Strategy Session: 7 Ways to Win at Sweepstakes
I probably shouldn't be sharing this—but I've become extremely wealthy. Or at least, I will be in the very near future.
Apparently, my email address was entered, without my knowledge, in the (you pick one) U.K. Lottery Sweepstakes, the Netherlands Lottery and the Sierra Leone Grand Lottery.
Amazing and against all odds—I've won all of them.
Of course, there are still some technical details that have to be arranged, and it may require a small investment on my part. But that's the problem with sweepstakes these days-even the legitimate ones feel like scams.
Yet they remain an extremely powerful marketing tool—if they are used correctly. Let me give you some examples:
What Would You Do With $10,000?
Edgars is one of the largest department store chains in South Africa, with more than 3 million store card holders that it mails to every month.
Back when I worked with Edgars for Ogilvy & Mather, my challenge was to come up with a fresh sweepstakes (or sometimes two) each time the store mailed.
But there were a few challenges:

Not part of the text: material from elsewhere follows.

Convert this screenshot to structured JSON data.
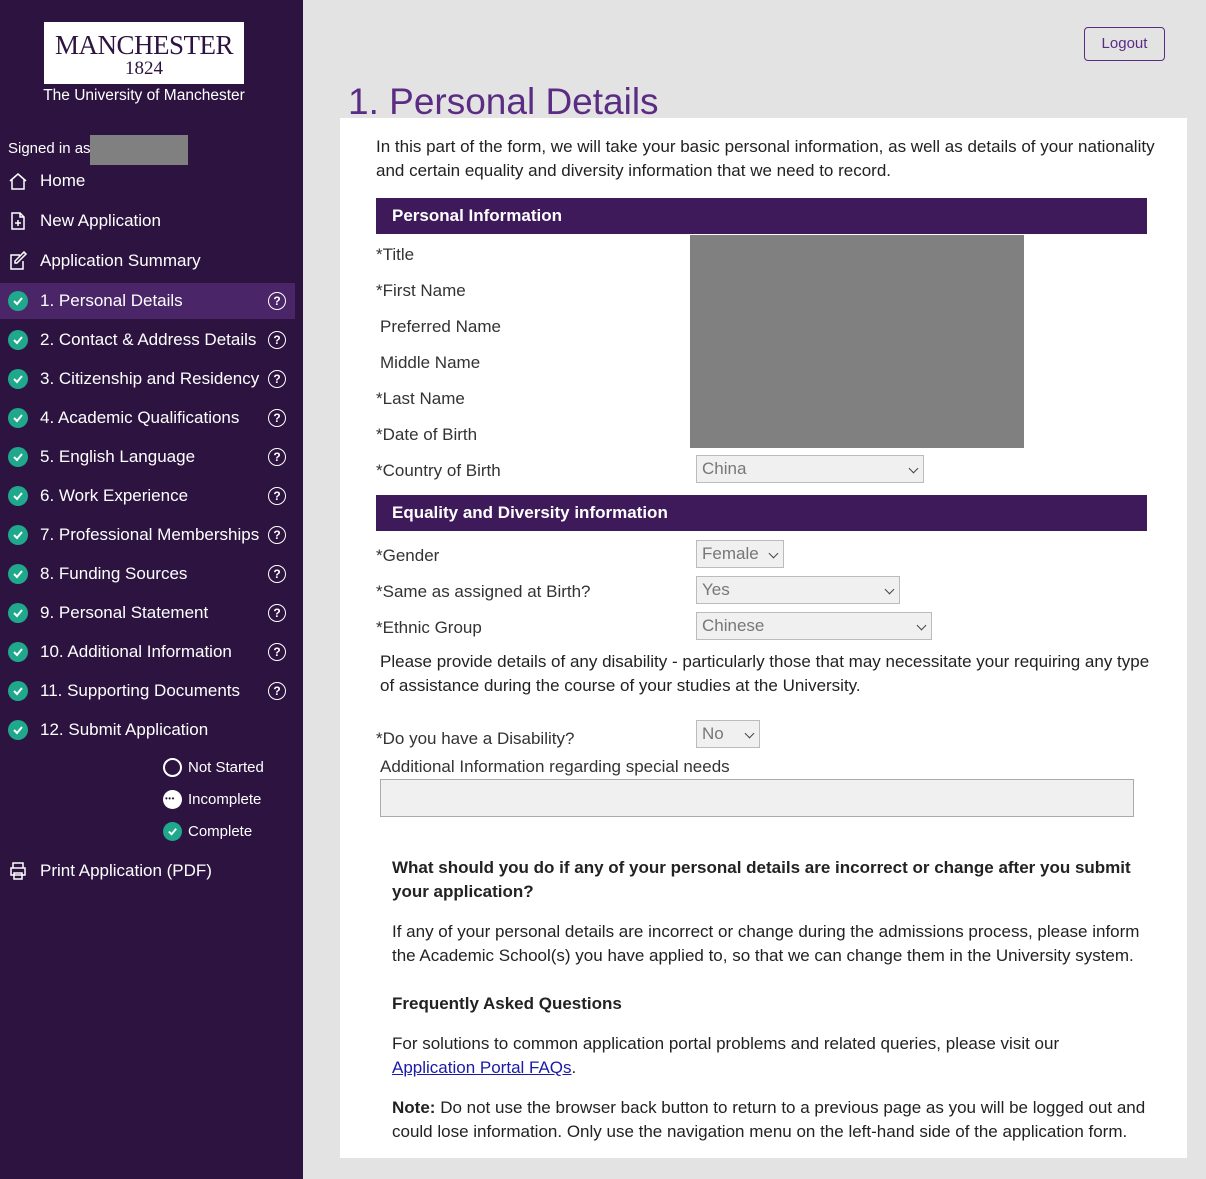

1. The prize had to be very modest (about $10,000 in those days). We just couldn't afford to give away too much every single month.
Sweepstakes are especially challenging these days. When you see lottery prizes of $100, $200 or even $300 million, it's much harder to get anyone excited about the dollar value of your prize.

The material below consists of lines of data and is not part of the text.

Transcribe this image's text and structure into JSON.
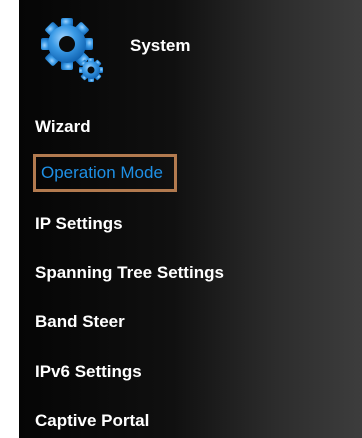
{
  "sidebar": {
    "header": {
      "icon": "gears-icon",
      "title": "System"
    },
    "items": [
      {
        "label": "Wizard",
        "active": false
      },
      {
        "label": "Operation Mode",
        "active": true
      },
      {
        "label": "IP Settings",
        "active": false
      },
      {
        "label": "Spanning Tree Settings",
        "active": false
      },
      {
        "label": "Band Steer",
        "active": false
      },
      {
        "label": "IPv6 Settings",
        "active": false
      },
      {
        "label": "Captive Portal",
        "active": false
      }
    ],
    "colors": {
      "text": "#ffffff",
      "active_text": "#1e90e6",
      "highlight_border": "#b27a4f",
      "icon": "#2b8fe0"
    }
  }
}
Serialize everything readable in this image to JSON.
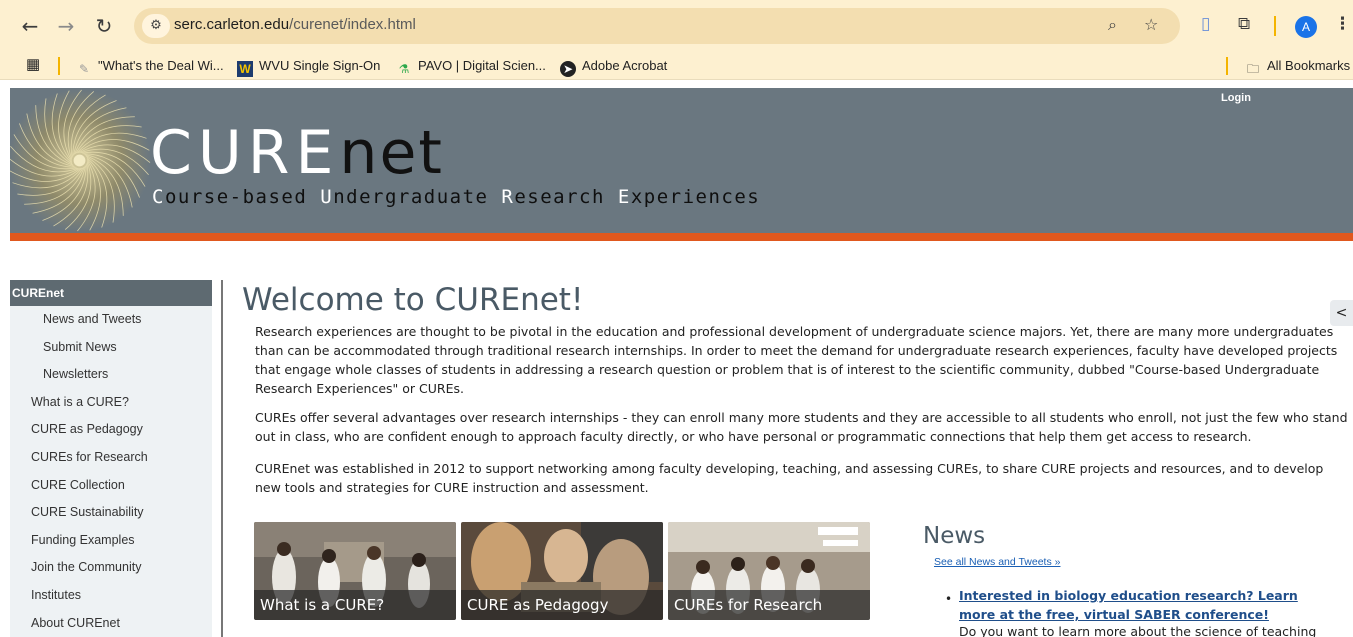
{
  "browser": {
    "url_host": "serc.carleton.edu",
    "url_path": "/curenet/index.html",
    "avatar_letter": "A",
    "bookmarks": [
      {
        "label": "\"What's the Deal Wi...",
        "icon": "pen-nib-icon"
      },
      {
        "label": "WVU Single Sign-On",
        "icon": "wvu-logo-icon"
      },
      {
        "label": "PAVO | Digital Scien...",
        "icon": "flask-icon"
      },
      {
        "label": "Adobe Acrobat",
        "icon": "acrobat-icon"
      }
    ],
    "all_bookmarks": "All Bookmarks"
  },
  "header": {
    "brand_main": "CURE",
    "brand_net": "net",
    "sub": {
      "c": "C",
      "ourse": "ourse-based ",
      "u": "U",
      "ndergraduate": "ndergraduate ",
      "r": "R",
      "esearch": "esearch ",
      "e": "E",
      "xperiences": "xperiences"
    },
    "login": "Login",
    "colors": {
      "banner": "#6a7780",
      "accent": "#e0581e"
    }
  },
  "sidebar": {
    "heading": "CUREnet",
    "items": [
      {
        "label": "News and Tweets",
        "level": "sub"
      },
      {
        "label": "Submit News",
        "level": "sub"
      },
      {
        "label": "Newsletters",
        "level": "sub"
      },
      {
        "label": "What is a CURE?",
        "level": "top"
      },
      {
        "label": "CURE as Pedagogy",
        "level": "top"
      },
      {
        "label": "CUREs for Research",
        "level": "top"
      },
      {
        "label": "CURE Collection",
        "level": "top"
      },
      {
        "label": "CURE Sustainability",
        "level": "top"
      },
      {
        "label": "Funding Examples",
        "level": "top"
      },
      {
        "label": "Join the Community",
        "level": "top"
      },
      {
        "label": "Institutes",
        "level": "top"
      },
      {
        "label": "About CUREnet",
        "level": "top"
      }
    ]
  },
  "main": {
    "title": "Welcome to CUREnet!",
    "paragraphs": [
      "Research experiences are thought to be pivotal in the education and professional development of undergraduate science majors. Yet, there are many more undergraduates than can be accommodated through traditional research internships. In order to meet the demand for undergraduate research experiences, faculty have developed projects that engage whole classes of students in addressing a research question or problem that is of interest to the scientific community, dubbed \"Course-based Undergraduate Research Experiences\" or CUREs.",
      "CUREs offer several advantages over research internships - they can enroll many more students and they are accessible to all students who enroll, not just the few who stand out in class, who are confident enough to approach faculty directly, or who have personal or programmatic connections that help them get access to research.",
      "CUREnet was established in 2012 to support networking among faculty developing, teaching, and assessing CUREs, to share CURE projects and resources, and to develop new tools and strategies for CURE instruction and assessment."
    ],
    "tiles": [
      {
        "caption": "What is a CURE?"
      },
      {
        "caption": "CURE as Pedagogy"
      },
      {
        "caption": "CUREs for Research"
      }
    ]
  },
  "news": {
    "heading": "News",
    "see_all": "See all News and Tweets »",
    "items": [
      {
        "title": "Interested in biology education research? Learn more at the free, virtual SABER conference!",
        "body": "Do you want to learn more about the science of teaching"
      }
    ]
  }
}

2. The prize had to be flexible. It's no good giving away an all-expense paid, three-week vacation if the winner simply can't be away from work or her family that long.

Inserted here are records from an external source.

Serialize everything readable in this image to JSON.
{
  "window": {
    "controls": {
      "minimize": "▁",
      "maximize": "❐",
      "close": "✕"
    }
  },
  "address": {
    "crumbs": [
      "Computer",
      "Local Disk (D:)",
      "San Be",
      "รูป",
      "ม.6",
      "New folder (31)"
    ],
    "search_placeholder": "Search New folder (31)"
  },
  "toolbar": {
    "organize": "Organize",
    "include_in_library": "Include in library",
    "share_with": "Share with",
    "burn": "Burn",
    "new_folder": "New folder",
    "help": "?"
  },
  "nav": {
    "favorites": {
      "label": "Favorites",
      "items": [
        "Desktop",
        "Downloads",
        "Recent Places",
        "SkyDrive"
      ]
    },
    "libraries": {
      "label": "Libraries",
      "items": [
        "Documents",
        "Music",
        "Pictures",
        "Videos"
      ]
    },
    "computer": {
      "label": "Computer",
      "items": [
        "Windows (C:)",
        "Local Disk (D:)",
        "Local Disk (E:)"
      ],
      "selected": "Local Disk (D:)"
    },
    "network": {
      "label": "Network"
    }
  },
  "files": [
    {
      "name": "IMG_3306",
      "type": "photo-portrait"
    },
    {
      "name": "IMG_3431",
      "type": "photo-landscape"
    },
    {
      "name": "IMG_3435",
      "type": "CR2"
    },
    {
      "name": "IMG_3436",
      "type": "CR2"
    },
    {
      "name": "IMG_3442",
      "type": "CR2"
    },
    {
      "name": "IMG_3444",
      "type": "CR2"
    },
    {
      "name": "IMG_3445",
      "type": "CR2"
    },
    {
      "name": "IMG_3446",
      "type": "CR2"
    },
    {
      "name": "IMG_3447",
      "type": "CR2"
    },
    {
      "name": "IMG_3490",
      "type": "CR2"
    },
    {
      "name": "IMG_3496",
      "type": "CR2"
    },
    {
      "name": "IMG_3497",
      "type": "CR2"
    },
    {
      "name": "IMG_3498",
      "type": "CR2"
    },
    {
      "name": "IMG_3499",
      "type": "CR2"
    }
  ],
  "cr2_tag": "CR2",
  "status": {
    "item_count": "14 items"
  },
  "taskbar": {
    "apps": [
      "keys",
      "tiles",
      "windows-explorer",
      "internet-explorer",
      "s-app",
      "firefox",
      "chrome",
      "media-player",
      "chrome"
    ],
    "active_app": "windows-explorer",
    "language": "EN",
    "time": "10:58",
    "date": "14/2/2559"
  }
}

Plus, we didn't want to have to actually book you on a trip—which would have required a lot more work than we were prepared to do. Also, we might incur liability.